··· Working data ···

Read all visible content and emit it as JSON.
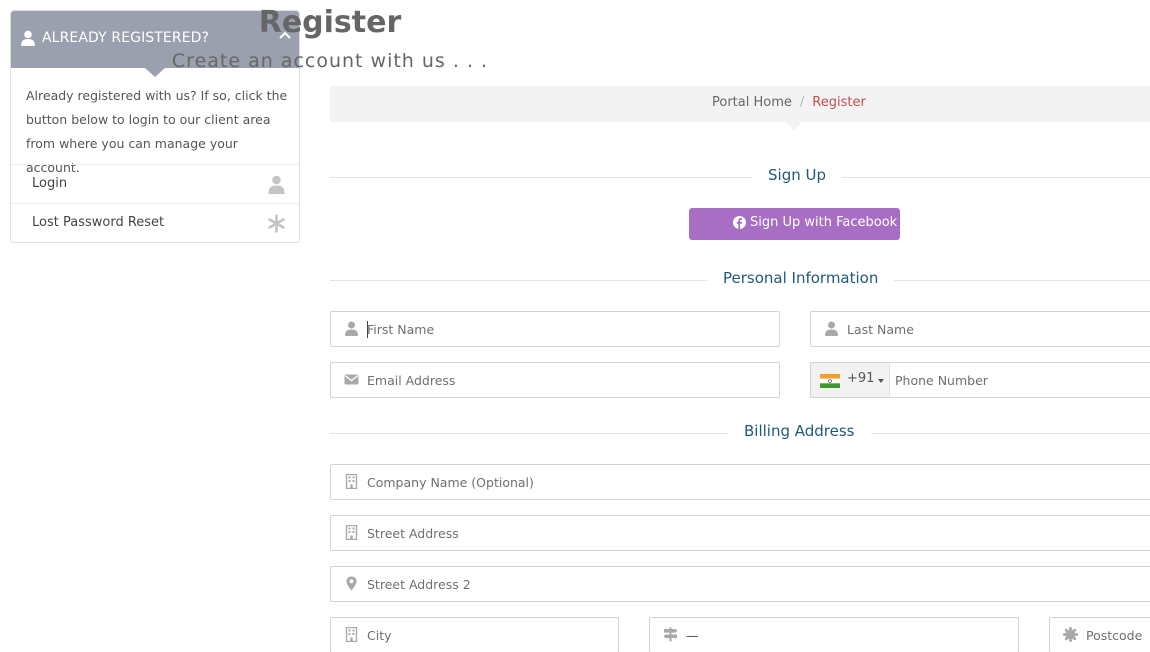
{
  "sidebar": {
    "title": "ALREADY REGISTERED?",
    "text": "Already registered with us? If so, click the button below to login to our client area from where you can manage your account.",
    "items": [
      {
        "label": "Login",
        "icon": "user-icon"
      },
      {
        "label": "Lost Password Reset",
        "icon": "asterisk-icon"
      }
    ]
  },
  "header": {
    "title": "Register",
    "subtitle": "Create an account with us . . ."
  },
  "breadcrumb": {
    "home": "Portal Home",
    "separator": "/",
    "current": "Register"
  },
  "sections": {
    "signup": "Sign Up",
    "personal": "Personal Information",
    "billing": "Billing Address"
  },
  "facebook_button": {
    "label": "Sign Up with Facebook",
    "icon": "facebook-icon",
    "color": "#a76ec3"
  },
  "form": {
    "first_name": {
      "placeholder": "First Name",
      "icon": "user-icon"
    },
    "last_name": {
      "placeholder": "Last Name",
      "icon": "user-icon"
    },
    "email": {
      "placeholder": "Email Address",
      "icon": "envelope-icon"
    },
    "phone": {
      "country_code": "+91",
      "flag": "india-flag",
      "placeholder": "Phone Number"
    },
    "company": {
      "placeholder": "Company Name (Optional)",
      "icon": "building-icon"
    },
    "street": {
      "placeholder": "Street Address",
      "icon": "building-icon"
    },
    "street2": {
      "placeholder": "Street Address 2",
      "icon": "map-marker-icon"
    },
    "city": {
      "placeholder": "City",
      "icon": "building-icon"
    },
    "state": {
      "value": "—",
      "icon": "signpost-icon"
    },
    "postcode": {
      "placeholder": "Postcode",
      "icon": "certificate-icon"
    }
  },
  "colors": {
    "panel_header": "#9aa0ad",
    "section_heading": "#1f5a7a",
    "breadcrumb_current": "#c0504d"
  }
}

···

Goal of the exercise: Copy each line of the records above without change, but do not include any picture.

Exercise result:
Read all visible content and emit it as JSON.
{
  "sidebar": {
    "title": "ALREADY REGISTERED?",
    "text": "Already registered with us? If so, click the button below to login to our client area from where you can manage your account.",
    "items": [
      {
        "label": "Login",
        "icon": "user-icon"
      },
      {
        "label": "Lost Password Reset",
        "icon": "asterisk-icon"
      }
    ]
  },
  "header": {
    "title": "Register",
    "subtitle": "Create an account with us . . ."
  },
  "breadcrumb": {
    "home": "Portal Home",
    "separator": "/",
    "current": "Register"
  },
  "sections": {
    "signup": "Sign Up",
    "personal": "Personal Information",
    "billing": "Billing Address"
  },
  "facebook_button": {
    "label": "Sign Up with Facebook",
    "icon": "facebook-icon",
    "color": "#a76ec3"
  },
  "form": {
    "first_name": {
      "placeholder": "First Name",
      "icon": "user-icon"
    },
    "last_name": {
      "placeholder": "Last Name",
      "icon": "user-icon"
    },
    "email": {
      "placeholder": "Email Address",
      "icon": "envelope-icon"
    },
    "phone": {
      "country_code": "+91",
      "flag": "india-flag",
      "placeholder": "Phone Number"
    },
    "company": {
      "placeholder": "Company Name (Optional)",
      "icon": "building-icon"
    },
    "street": {
      "placeholder": "Street Address",
      "icon": "building-icon"
    },
    "street2": {
      "placeholder": "Street Address 2",
      "icon": "map-marker-icon"
    },
    "city": {
      "placeholder": "City",
      "icon": "building-icon"
    },
    "state": {
      "value": "—",
      "icon": "signpost-icon"
    },
    "postcode": {
      "placeholder": "Postcode",
      "icon": "certificate-icon"
    }
  },
  "colors": {
    "panel_header": "#9aa0ad",
    "section_heading": "#1f5a7a",
    "breadcrumb_current": "#c0504d"
  }
}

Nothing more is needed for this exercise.